• Task item:
Below are records; count the lines that contain "icon" and give only the total.

• Record excerpts:
┌──
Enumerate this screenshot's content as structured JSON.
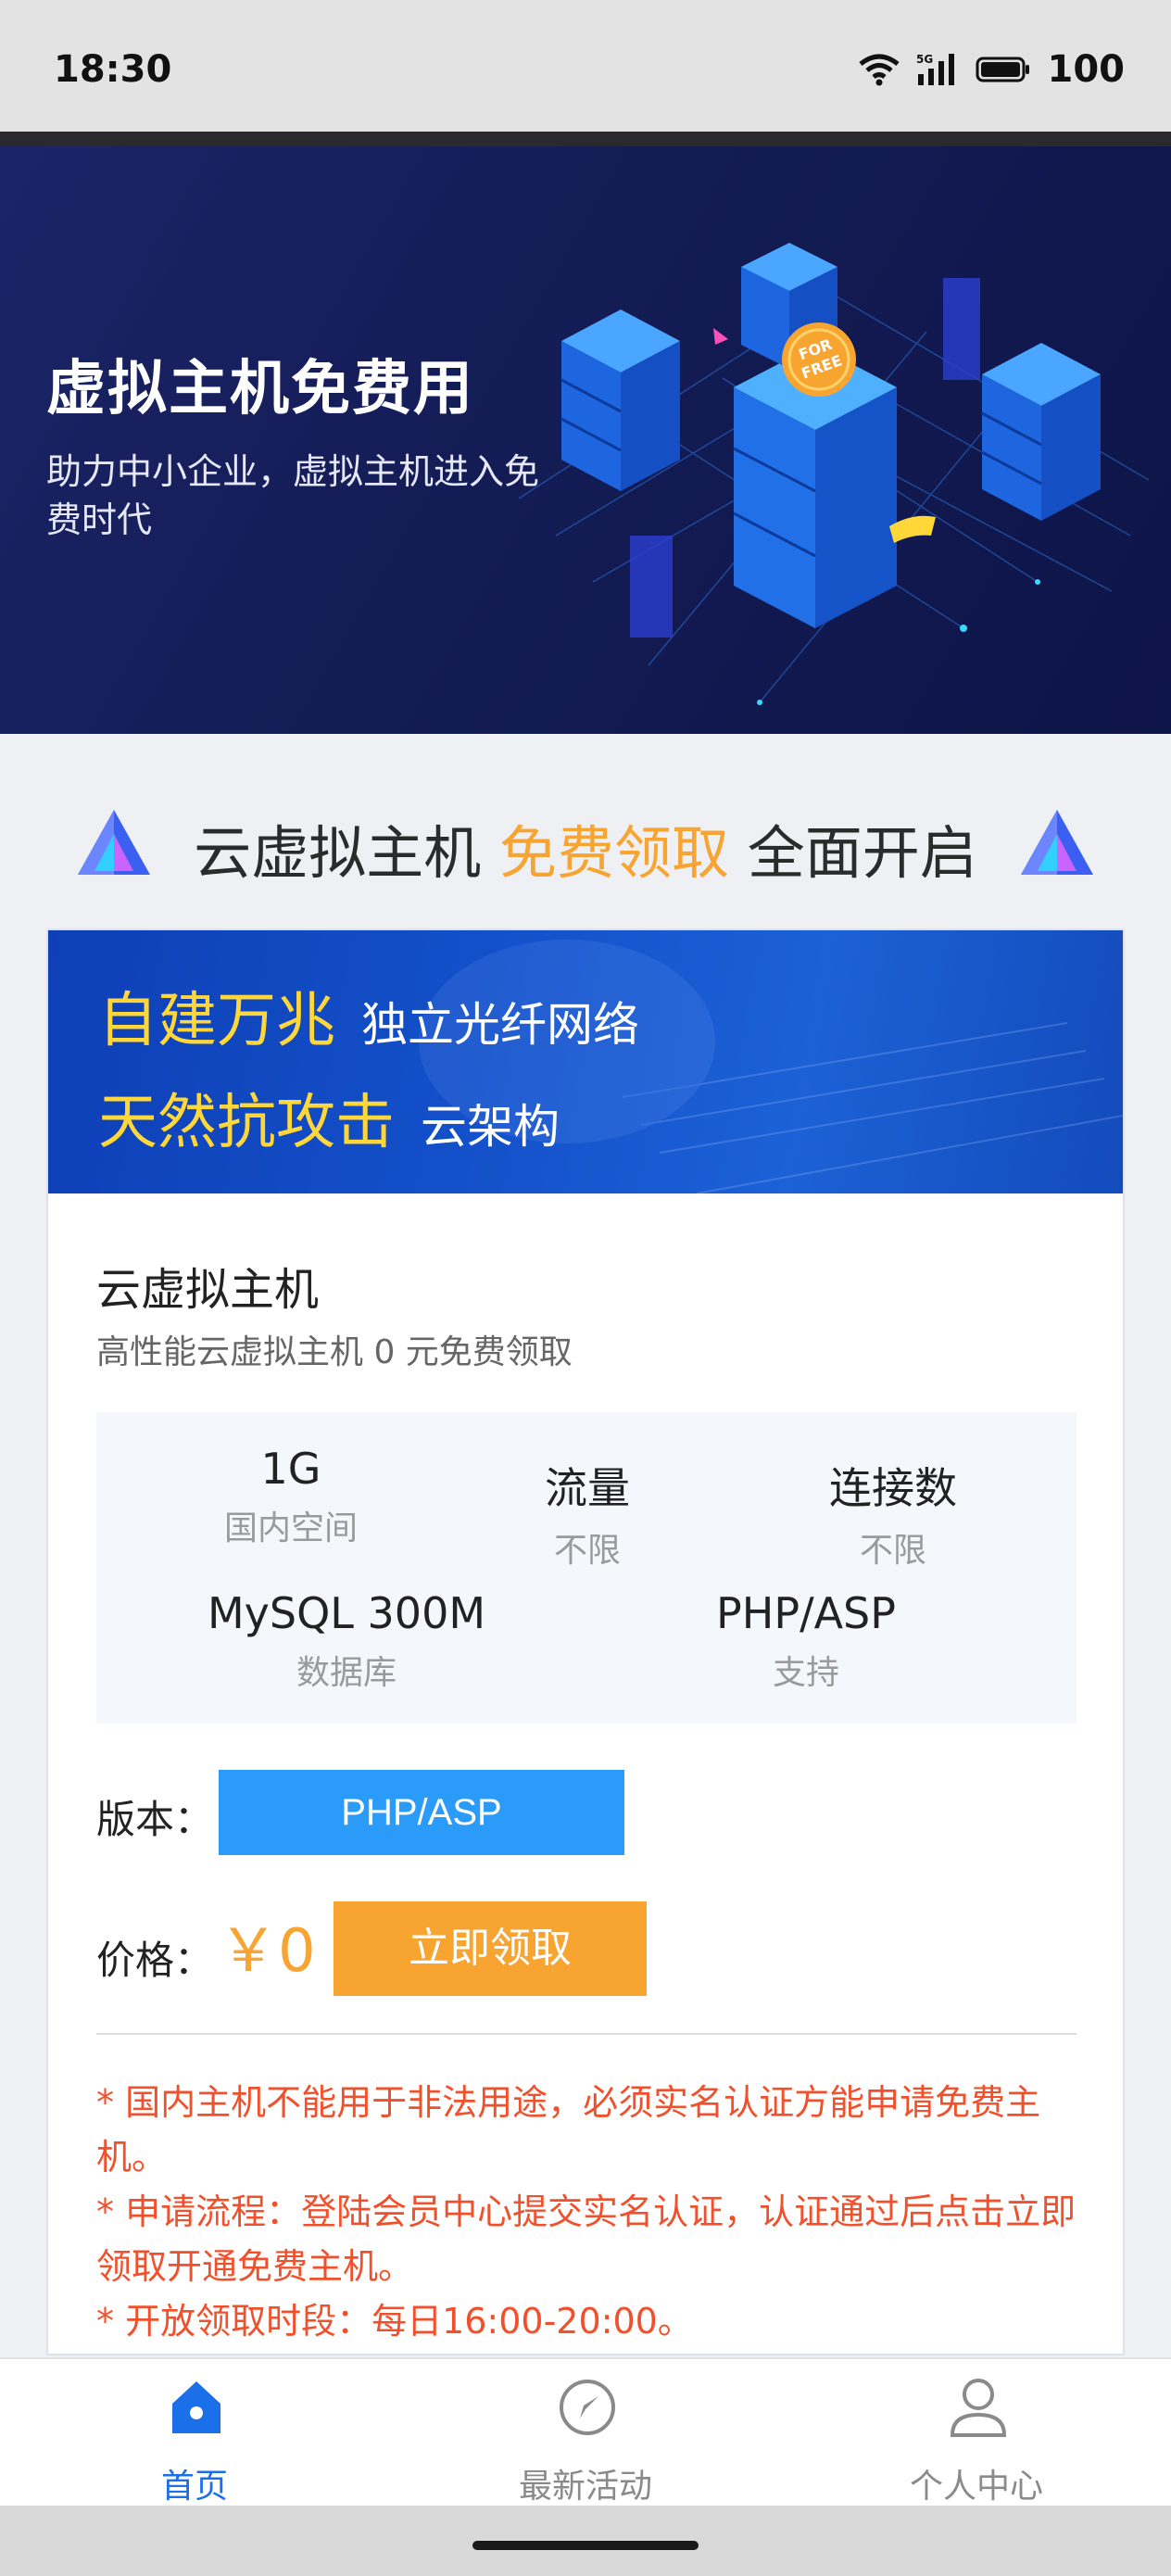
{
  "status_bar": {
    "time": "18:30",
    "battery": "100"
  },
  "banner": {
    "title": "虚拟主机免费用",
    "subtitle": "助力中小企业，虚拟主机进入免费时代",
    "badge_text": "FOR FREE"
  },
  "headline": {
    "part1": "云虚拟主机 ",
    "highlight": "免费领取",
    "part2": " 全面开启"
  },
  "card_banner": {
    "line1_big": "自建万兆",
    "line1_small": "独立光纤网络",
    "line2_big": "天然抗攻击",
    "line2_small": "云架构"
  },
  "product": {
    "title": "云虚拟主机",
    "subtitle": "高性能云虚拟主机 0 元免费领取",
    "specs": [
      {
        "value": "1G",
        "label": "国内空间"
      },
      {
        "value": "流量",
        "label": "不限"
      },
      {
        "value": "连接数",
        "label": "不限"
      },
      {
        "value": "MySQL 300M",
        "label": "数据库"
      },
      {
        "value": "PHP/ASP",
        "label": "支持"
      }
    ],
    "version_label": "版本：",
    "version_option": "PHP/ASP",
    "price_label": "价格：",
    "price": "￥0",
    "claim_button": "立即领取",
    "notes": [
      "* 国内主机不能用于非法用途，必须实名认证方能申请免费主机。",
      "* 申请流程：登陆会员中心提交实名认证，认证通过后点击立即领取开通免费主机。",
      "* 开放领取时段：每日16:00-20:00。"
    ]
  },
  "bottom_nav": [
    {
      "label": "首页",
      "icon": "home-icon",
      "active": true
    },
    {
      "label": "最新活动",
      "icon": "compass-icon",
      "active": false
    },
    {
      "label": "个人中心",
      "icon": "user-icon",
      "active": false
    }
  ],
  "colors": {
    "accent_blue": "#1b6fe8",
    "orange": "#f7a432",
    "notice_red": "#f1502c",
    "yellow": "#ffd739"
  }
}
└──
• Solution:
3